[Excerpts from an interface dataset]

==========

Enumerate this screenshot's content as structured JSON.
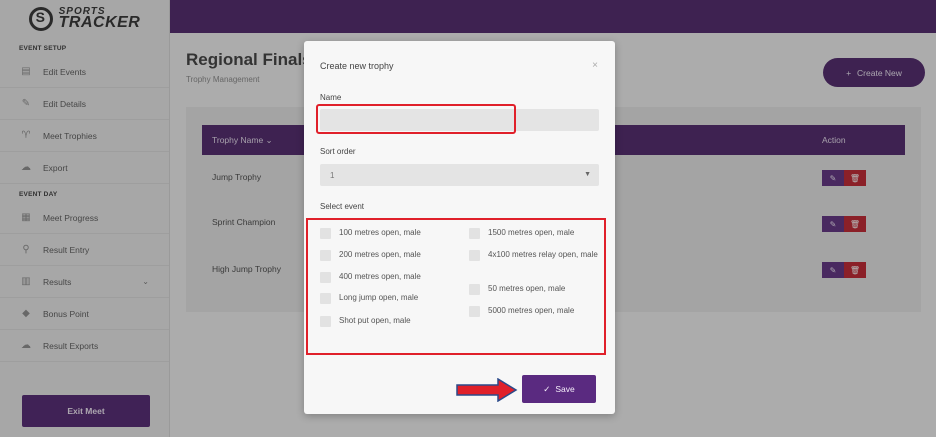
{
  "brand": {
    "line1": "SPORTS",
    "line2": "TRACKER"
  },
  "sidebar": {
    "sections": [
      {
        "label": "EVENT SETUP",
        "items": [
          {
            "label": "Edit Events",
            "icon": "calendar-icon"
          },
          {
            "label": "Edit Details",
            "icon": "edit-icon"
          },
          {
            "label": "Meet Trophies",
            "icon": "trophy-icon"
          },
          {
            "label": "Export",
            "icon": "cloud-icon"
          }
        ]
      },
      {
        "label": "EVENT DAY",
        "items": [
          {
            "label": "Meet Progress",
            "icon": "grid-icon"
          },
          {
            "label": "Result Entry",
            "icon": "search-icon"
          },
          {
            "label": "Results",
            "icon": "bar-chart-icon",
            "chevron": "⌄"
          },
          {
            "label": "Bonus Point",
            "icon": "medal-icon"
          },
          {
            "label": "Result Exports",
            "icon": "cloud-icon"
          }
        ]
      }
    ],
    "exit_label": "Exit Meet"
  },
  "page": {
    "title": "Regional Finals",
    "subtitle": "Trophy Management",
    "create_label": "Create New",
    "create_icon": "+"
  },
  "table": {
    "col_name": "Trophy Name ⌄",
    "col_action": "Action",
    "rows": [
      {
        "name": "Jump Trophy"
      },
      {
        "name": "Sprint Champion"
      },
      {
        "name": "High Jump Trophy"
      }
    ]
  },
  "modal": {
    "title": "Create new trophy",
    "close": "×",
    "name_label": "Name",
    "name_value": "",
    "sort_label": "Sort order",
    "sort_value": "1",
    "event_label": "Select event",
    "events_left": [
      "100 metres open, male",
      "200 metres open, male",
      "400 metres open, male",
      "Long jump open, male",
      "Shot put open, male"
    ],
    "events_right": [
      "1500 metres open, male",
      "4x100 metres relay open, male",
      "50 metres open, male",
      "5000 metres open, male"
    ],
    "save_label": "Save",
    "save_icon": "✓"
  },
  "colors": {
    "primary": "#4a2068",
    "danger": "#c01c28",
    "annotation": "#e0202a"
  }
}
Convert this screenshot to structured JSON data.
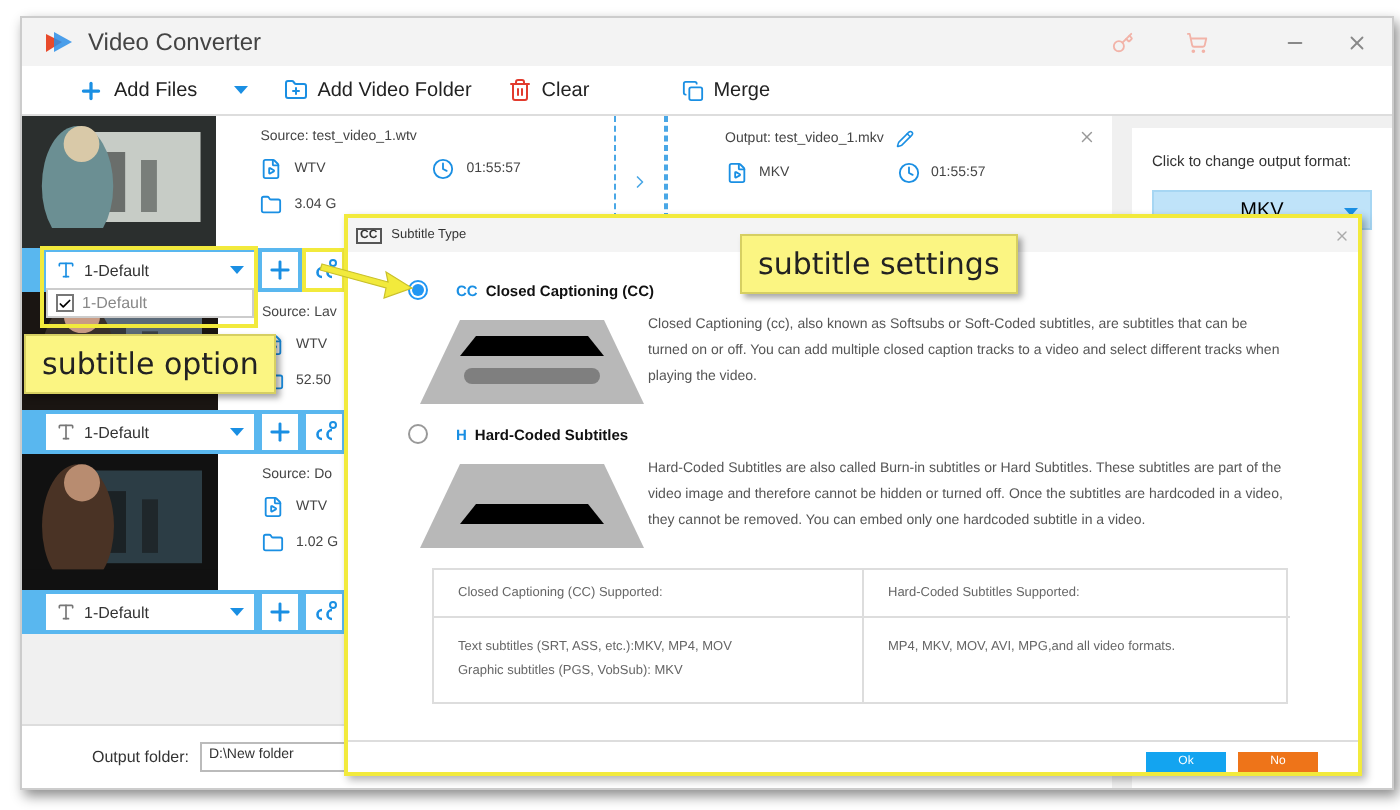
{
  "window": {
    "title": "Video Converter"
  },
  "toolbar": [
    {
      "label": "Add Files",
      "kind": "add"
    },
    {
      "label": "Add Video Folder",
      "kind": "folder"
    },
    {
      "label": "Clear",
      "kind": "clear"
    },
    {
      "label": "Merge",
      "kind": "merge"
    }
  ],
  "videos": [
    {
      "source": "Source: test_video_1.wtv",
      "format": "WTV",
      "duration": "01:55:57",
      "size": "3.04 G",
      "output": {
        "name": "Output: test_video_1.mkv",
        "format": "MKV",
        "duration": "01:55:57"
      },
      "subtitle": "1-Default",
      "menu": [
        {
          "label": "1-Default",
          "checked": true
        }
      ]
    },
    {
      "source": "Source: Lav",
      "format": "WTV",
      "size": "52.50",
      "subtitle": "1-Default"
    },
    {
      "source": "Source: Do",
      "format": "WTV",
      "size": "1.02 G",
      "subtitle": "1-Default"
    }
  ],
  "output_panel": {
    "hint": "Click to change output format:",
    "format": "MKV"
  },
  "output_folder": {
    "label": "Output folder:",
    "value": "D:\\New folder"
  },
  "dialog": {
    "icon_label": "CC",
    "title": "Subtitle Type",
    "options": [
      {
        "kind": "cc",
        "badge": "CC",
        "title": "Closed Captioning (CC)",
        "selected": true,
        "description": "Closed Captioning (cc), also known as Softsubs or Soft-Coded subtitles, are subtitles that can be turned on or off. You can add multiple closed caption tracks to a video and select different tracks when playing the video."
      },
      {
        "kind": "hard",
        "badge": "H",
        "title": "Hard-Coded Subtitles",
        "selected": false,
        "description": "Hard-Coded Subtitles are also called Burn-in subtitles or Hard Subtitles. These subtitles are part of the video image and therefore cannot be hidden or turned off. Once the subtitles are hardcoded in a video, they cannot be removed. You can embed only one hardcoded subtitle in a video."
      }
    ],
    "table": {
      "headers": [
        "Closed Captioning (CC) Supported:",
        "Hard-Coded Subtitles Supported:"
      ],
      "cells": [
        [
          "Text subtitles (SRT, ASS, etc.):MKV, MP4, MOV",
          "Graphic subtitles (PGS, VobSub): MKV"
        ],
        [
          "MP4, MKV, MOV, AVI, MPG,and all video formats."
        ]
      ]
    },
    "buttons": [
      {
        "label": "Ok",
        "kind": "primary"
      },
      {
        "label": "No",
        "kind": "cancel"
      }
    ]
  },
  "callouts": [
    {
      "text": "subtitle option"
    },
    {
      "text": "subtitle settings"
    }
  ]
}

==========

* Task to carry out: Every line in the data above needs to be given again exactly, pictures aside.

* Result of the task:
Enumerate this screenshot's content as structured JSON.
{
  "brand": {
    "line1": "SPORTS",
    "line2": "TRACKER"
  },
  "sidebar": {
    "sections": [
      {
        "label": "EVENT SETUP",
        "items": [
          {
            "label": "Edit Events",
            "icon": "calendar-icon"
          },
          {
            "label": "Edit Details",
            "icon": "edit-icon"
          },
          {
            "label": "Meet Trophies",
            "icon": "trophy-icon"
          },
          {
            "label": "Export",
            "icon": "cloud-icon"
          }
        ]
      },
      {
        "label": "EVENT DAY",
        "items": [
          {
            "label": "Meet Progress",
            "icon": "grid-icon"
          },
          {
            "label": "Result Entry",
            "icon": "search-icon"
          },
          {
            "label": "Results",
            "icon": "bar-chart-icon",
            "chevron": "⌄"
          },
          {
            "label": "Bonus Point",
            "icon": "medal-icon"
          },
          {
            "label": "Result Exports",
            "icon": "cloud-icon"
          }
        ]
      }
    ],
    "exit_label": "Exit Meet"
  },
  "page": {
    "title": "Regional Finals",
    "subtitle": "Trophy Management",
    "create_label": "Create New",
    "create_icon": "+"
  },
  "table": {
    "col_name": "Trophy Name ⌄",
    "col_action": "Action",
    "rows": [
      {
        "name": "Jump Trophy"
      },
      {
        "name": "Sprint Champion"
      },
      {
        "name": "High Jump Trophy"
      }
    ]
  },
  "modal": {
    "title": "Create new trophy",
    "close": "×",
    "name_label": "Name",
    "name_value": "",
    "sort_label": "Sort order",
    "sort_value": "1",
    "event_label": "Select event",
    "events_left": [
      "100 metres open, male",
      "200 metres open, male",
      "400 metres open, male",
      "Long jump open, male",
      "Shot put open, male"
    ],
    "events_right": [
      "1500 metres open, male",
      "4x100 metres relay open, male",
      "50 metres open, male",
      "5000 metres open, male"
    ],
    "save_label": "Save",
    "save_icon": "✓"
  },
  "colors": {
    "primary": "#4a2068",
    "danger": "#c01c28",
    "annotation": "#e0202a"
  }
}
Convert this screenshot to structured JSON data.
{
  "window": {
    "title": "Video Converter"
  },
  "toolbar": [
    {
      "label": "Add Files",
      "kind": "add"
    },
    {
      "label": "Add Video Folder",
      "kind": "folder"
    },
    {
      "label": "Clear",
      "kind": "clear"
    },
    {
      "label": "Merge",
      "kind": "merge"
    }
  ],
  "videos": [
    {
      "source": "Source: test_video_1.wtv",
      "format": "WTV",
      "duration": "01:55:57",
      "size": "3.04 G",
      "output": {
        "name": "Output: test_video_1.mkv",
        "format": "MKV",
        "duration": "01:55:57"
      },
      "subtitle": "1-Default",
      "menu": [
        {
          "label": "1-Default",
          "checked": true
        }
      ]
    },
    {
      "source": "Source: Lav",
      "format": "WTV",
      "size": "52.50",
      "subtitle": "1-Default"
    },
    {
      "source": "Source: Do",
      "format": "WTV",
      "size": "1.02 G",
      "subtitle": "1-Default"
    }
  ],
  "output_panel": {
    "hint": "Click to change output format:",
    "format": "MKV"
  },
  "output_folder": {
    "label": "Output folder:",
    "value": "D:\\New folder"
  },
  "dialog": {
    "icon_label": "CC",
    "title": "Subtitle Type",
    "options": [
      {
        "kind": "cc",
        "badge": "CC",
        "title": "Closed Captioning (CC)",
        "selected": true,
        "description": "Closed Captioning (cc), also known as Softsubs or Soft-Coded subtitles, are subtitles that can be turned on or off. You can add multiple closed caption tracks to a video and select different tracks when playing the video."
      },
      {
        "kind": "hard",
        "badge": "H",
        "title": "Hard-Coded Subtitles",
        "selected": false,
        "description": "Hard-Coded Subtitles are also called Burn-in subtitles or Hard Subtitles. These subtitles are part of the video image and therefore cannot be hidden or turned off. Once the subtitles are hardcoded in a video, they cannot be removed. You can embed only one hardcoded subtitle in a video."
      }
    ],
    "table": {
      "headers": [
        "Closed Captioning (CC) Supported:",
        "Hard-Coded Subtitles Supported:"
      ],
      "cells": [
        [
          "Text subtitles (SRT, ASS, etc.):MKV, MP4, MOV",
          "Graphic subtitles (PGS, VobSub): MKV"
        ],
        [
          "MP4, MKV, MOV, AVI, MPG,and all video formats."
        ]
      ]
    },
    "buttons": [
      {
        "label": "Ok",
        "kind": "primary"
      },
      {
        "label": "No",
        "kind": "cancel"
      }
    ]
  },
  "callouts": [
    {
      "text": "subtitle option"
    },
    {
      "text": "subtitle settings"
    }
  ]
}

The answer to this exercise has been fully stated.